- _What is being asked_: Starting from the first line below, repeat the data exactly through to the last.

- _Listed entries_:

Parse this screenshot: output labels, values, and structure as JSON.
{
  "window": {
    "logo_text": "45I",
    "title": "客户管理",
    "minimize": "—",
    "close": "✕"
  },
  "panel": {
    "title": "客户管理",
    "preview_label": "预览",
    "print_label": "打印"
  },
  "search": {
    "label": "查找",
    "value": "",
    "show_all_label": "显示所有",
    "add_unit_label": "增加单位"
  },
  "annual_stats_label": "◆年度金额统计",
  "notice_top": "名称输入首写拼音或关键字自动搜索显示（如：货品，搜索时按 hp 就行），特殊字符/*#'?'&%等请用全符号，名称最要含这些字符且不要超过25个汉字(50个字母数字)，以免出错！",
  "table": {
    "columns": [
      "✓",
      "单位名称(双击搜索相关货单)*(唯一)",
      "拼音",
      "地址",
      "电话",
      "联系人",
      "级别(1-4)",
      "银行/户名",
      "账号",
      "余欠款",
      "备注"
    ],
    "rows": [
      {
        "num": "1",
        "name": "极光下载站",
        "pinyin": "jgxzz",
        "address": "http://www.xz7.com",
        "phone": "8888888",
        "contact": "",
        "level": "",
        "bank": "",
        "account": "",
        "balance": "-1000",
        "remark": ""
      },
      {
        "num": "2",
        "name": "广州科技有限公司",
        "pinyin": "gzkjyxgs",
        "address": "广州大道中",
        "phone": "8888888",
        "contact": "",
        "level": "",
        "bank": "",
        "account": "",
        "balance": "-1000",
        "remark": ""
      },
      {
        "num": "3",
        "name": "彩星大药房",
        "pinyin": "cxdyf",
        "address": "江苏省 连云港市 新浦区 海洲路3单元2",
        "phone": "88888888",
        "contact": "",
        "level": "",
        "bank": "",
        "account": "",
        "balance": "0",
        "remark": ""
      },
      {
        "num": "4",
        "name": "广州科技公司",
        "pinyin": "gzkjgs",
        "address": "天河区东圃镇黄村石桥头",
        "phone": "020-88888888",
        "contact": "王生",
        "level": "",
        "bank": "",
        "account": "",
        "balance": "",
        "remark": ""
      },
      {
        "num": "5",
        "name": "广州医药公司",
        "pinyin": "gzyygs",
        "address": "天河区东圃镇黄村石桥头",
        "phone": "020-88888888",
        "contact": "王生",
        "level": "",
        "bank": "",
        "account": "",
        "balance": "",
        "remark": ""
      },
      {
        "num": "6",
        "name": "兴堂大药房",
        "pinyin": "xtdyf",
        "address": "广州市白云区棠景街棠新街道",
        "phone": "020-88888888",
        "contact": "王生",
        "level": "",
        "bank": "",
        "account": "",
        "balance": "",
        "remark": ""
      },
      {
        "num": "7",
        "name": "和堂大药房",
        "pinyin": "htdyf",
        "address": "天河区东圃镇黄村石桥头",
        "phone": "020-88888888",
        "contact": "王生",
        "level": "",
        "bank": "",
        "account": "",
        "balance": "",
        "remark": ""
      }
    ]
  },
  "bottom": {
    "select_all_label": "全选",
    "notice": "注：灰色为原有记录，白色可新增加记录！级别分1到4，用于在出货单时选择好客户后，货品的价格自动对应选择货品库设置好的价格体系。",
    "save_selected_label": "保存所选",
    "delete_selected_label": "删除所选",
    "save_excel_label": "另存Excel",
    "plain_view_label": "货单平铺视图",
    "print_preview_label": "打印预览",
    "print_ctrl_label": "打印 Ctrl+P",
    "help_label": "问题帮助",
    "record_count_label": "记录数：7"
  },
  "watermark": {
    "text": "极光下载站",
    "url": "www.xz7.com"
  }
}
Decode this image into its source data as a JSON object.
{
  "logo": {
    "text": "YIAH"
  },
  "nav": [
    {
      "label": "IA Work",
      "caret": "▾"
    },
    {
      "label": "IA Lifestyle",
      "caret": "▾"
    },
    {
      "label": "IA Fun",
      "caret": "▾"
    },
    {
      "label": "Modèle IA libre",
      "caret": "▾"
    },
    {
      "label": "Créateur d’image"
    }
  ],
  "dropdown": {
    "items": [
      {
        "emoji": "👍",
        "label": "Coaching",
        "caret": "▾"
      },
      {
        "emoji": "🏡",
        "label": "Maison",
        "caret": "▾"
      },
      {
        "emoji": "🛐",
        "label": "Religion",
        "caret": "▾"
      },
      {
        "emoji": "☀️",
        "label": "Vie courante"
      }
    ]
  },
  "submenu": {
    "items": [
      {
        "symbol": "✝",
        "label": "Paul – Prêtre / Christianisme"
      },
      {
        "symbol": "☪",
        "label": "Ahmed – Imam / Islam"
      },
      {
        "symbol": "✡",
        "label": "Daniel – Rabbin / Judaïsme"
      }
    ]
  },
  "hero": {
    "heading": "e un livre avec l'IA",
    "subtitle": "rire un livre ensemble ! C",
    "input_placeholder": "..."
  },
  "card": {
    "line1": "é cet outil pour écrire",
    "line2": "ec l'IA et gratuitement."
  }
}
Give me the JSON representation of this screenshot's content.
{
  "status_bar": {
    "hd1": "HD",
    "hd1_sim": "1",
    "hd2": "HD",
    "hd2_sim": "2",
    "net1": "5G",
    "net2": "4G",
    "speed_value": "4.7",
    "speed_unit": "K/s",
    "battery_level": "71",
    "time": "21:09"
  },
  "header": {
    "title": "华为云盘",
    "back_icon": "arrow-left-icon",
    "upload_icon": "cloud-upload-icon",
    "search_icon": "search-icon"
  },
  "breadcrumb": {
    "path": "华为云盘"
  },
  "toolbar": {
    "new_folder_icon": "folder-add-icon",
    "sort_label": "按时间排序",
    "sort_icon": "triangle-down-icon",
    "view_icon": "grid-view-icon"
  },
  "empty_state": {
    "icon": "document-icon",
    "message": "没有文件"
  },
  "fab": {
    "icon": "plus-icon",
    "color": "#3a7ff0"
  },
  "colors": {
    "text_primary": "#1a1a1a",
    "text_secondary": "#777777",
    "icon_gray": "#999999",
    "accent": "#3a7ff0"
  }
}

- _Exercise result_:
Parse this screenshot: output labels, values, and structure as JSON.
{
  "window": {
    "logo_text": "45I",
    "title": "客户管理",
    "minimize": "—",
    "close": "✕"
  },
  "panel": {
    "title": "客户管理",
    "preview_label": "预览",
    "print_label": "打印"
  },
  "search": {
    "label": "查找",
    "value": "",
    "show_all_label": "显示所有",
    "add_unit_label": "增加单位"
  },
  "annual_stats_label": "◆年度金额统计",
  "notice_top": "名称输入首写拼音或关键字自动搜索显示（如：货品，搜索时按 hp 就行），特殊字符/*#'?'&%等请用全符号，名称最要含这些字符且不要超过25个汉字(50个字母数字)，以免出错！",
  "table": {
    "columns": [
      "✓",
      "单位名称(双击搜索相关货单)*(唯一)",
      "拼音",
      "地址",
      "电话",
      "联系人",
      "级别(1-4)",
      "银行/户名",
      "账号",
      "余欠款",
      "备注"
    ],
    "rows": [
      {
        "num": "1",
        "name": "极光下载站",
        "pinyin": "jgxzz",
        "address": "http://www.xz7.com",
        "phone": "8888888",
        "contact": "",
        "level": "",
        "bank": "",
        "account": "",
        "balance": "-1000",
        "remark": ""
      },
      {
        "num": "2",
        "name": "广州科技有限公司",
        "pinyin": "gzkjyxgs",
        "address": "广州大道中",
        "phone": "8888888",
        "contact": "",
        "level": "",
        "bank": "",
        "account": "",
        "balance": "-1000",
        "remark": ""
      },
      {
        "num": "3",
        "name": "彩星大药房",
        "pinyin": "cxdyf",
        "address": "江苏省 连云港市 新浦区 海洲路3单元2",
        "phone": "88888888",
        "contact": "",
        "level": "",
        "bank": "",
        "account": "",
        "balance": "0",
        "remark": ""
      },
      {
        "num": "4",
        "name": "广州科技公司",
        "pinyin": "gzkjgs",
        "address": "天河区东圃镇黄村石桥头",
        "phone": "020-88888888",
        "contact": "王生",
        "level": "",
        "bank": "",
        "account": "",
        "balance": "",
        "remark": ""
      },
      {
        "num": "5",
        "name": "广州医药公司",
        "pinyin": "gzyygs",
        "address": "天河区东圃镇黄村石桥头",
        "phone": "020-88888888",
        "contact": "王生",
        "level": "",
        "bank": "",
        "account": "",
        "balance": "",
        "remark": ""
      },
      {
        "num": "6",
        "name": "兴堂大药房",
        "pinyin": "xtdyf",
        "address": "广州市白云区棠景街棠新街道",
        "phone": "020-88888888",
        "contact": "王生",
        "level": "",
        "bank": "",
        "account": "",
        "balance": "",
        "remark": ""
      },
      {
        "num": "7",
        "name": "和堂大药房",
        "pinyin": "htdyf",
        "address": "天河区东圃镇黄村石桥头",
        "phone": "020-88888888",
        "contact": "王生",
        "level": "",
        "bank": "",
        "account": "",
        "balance": "",
        "remark": ""
      }
    ]
  },
  "bottom": {
    "select_all_label": "全选",
    "notice": "注：灰色为原有记录，白色可新增加记录！级别分1到4，用于在出货单时选择好客户后，货品的价格自动对应选择货品库设置好的价格体系。",
    "save_selected_label": "保存所选",
    "delete_selected_label": "删除所选",
    "save_excel_label": "另存Excel",
    "plain_view_label": "货单平铺视图",
    "print_preview_label": "打印预览",
    "print_ctrl_label": "打印 Ctrl+P",
    "help_label": "问题帮助",
    "record_count_label": "记录数：7"
  },
  "watermark": {
    "text": "极光下载站",
    "url": "www.xz7.com"
  }
}
Decode this image into its source data as a JSON object.
{
  "logo": {
    "text": "YIAH"
  },
  "nav": [
    {
      "label": "IA Work",
      "caret": "▾"
    },
    {
      "label": "IA Lifestyle",
      "caret": "▾"
    },
    {
      "label": "IA Fun",
      "caret": "▾"
    },
    {
      "label": "Modèle IA libre",
      "caret": "▾"
    },
    {
      "label": "Créateur d’image"
    }
  ],
  "dropdown": {
    "items": [
      {
        "emoji": "👍",
        "label": "Coaching",
        "caret": "▾"
      },
      {
        "emoji": "🏡",
        "label": "Maison",
        "caret": "▾"
      },
      {
        "emoji": "🛐",
        "label": "Religion",
        "caret": "▾"
      },
      {
        "emoji": "☀️",
        "label": "Vie courante"
      }
    ]
  },
  "submenu": {
    "items": [
      {
        "symbol": "✝",
        "label": "Paul – Prêtre / Christianisme"
      },
      {
        "symbol": "☪",
        "label": "Ahmed – Imam / Islam"
      },
      {
        "symbol": "✡",
        "label": "Daniel – Rabbin / Judaïsme"
      }
    ]
  },
  "hero": {
    "heading": "e un livre avec l'IA",
    "subtitle": "rire un livre ensemble ! C",
    "input_placeholder": "..."
  },
  "card": {
    "line1": "é cet outil pour écrire",
    "line2": "ec l'IA et gratuitement."
  }
}
Give me the JSON representation of this screenshot's content.
{
  "status_bar": {
    "hd1": "HD",
    "hd1_sim": "1",
    "hd2": "HD",
    "hd2_sim": "2",
    "net1": "5G",
    "net2": "4G",
    "speed_value": "4.7",
    "speed_unit": "K/s",
    "battery_level": "71",
    "time": "21:09"
  },
  "header": {
    "title": "华为云盘",
    "back_icon": "arrow-left-icon",
    "upload_icon": "cloud-upload-icon",
    "search_icon": "search-icon"
  },
  "breadcrumb": {
    "path": "华为云盘"
  },
  "toolbar": {
    "new_folder_icon": "folder-add-icon",
    "sort_label": "按时间排序",
    "sort_icon": "triangle-down-icon",
    "view_icon": "grid-view-icon"
  },
  "empty_state": {
    "icon": "document-icon",
    "message": "没有文件"
  },
  "fab": {
    "icon": "plus-icon",
    "color": "#3a7ff0"
  },
  "colors": {
    "text_primary": "#1a1a1a",
    "text_secondary": "#777777",
    "icon_gray": "#999999",
    "accent": "#3a7ff0"
  }
}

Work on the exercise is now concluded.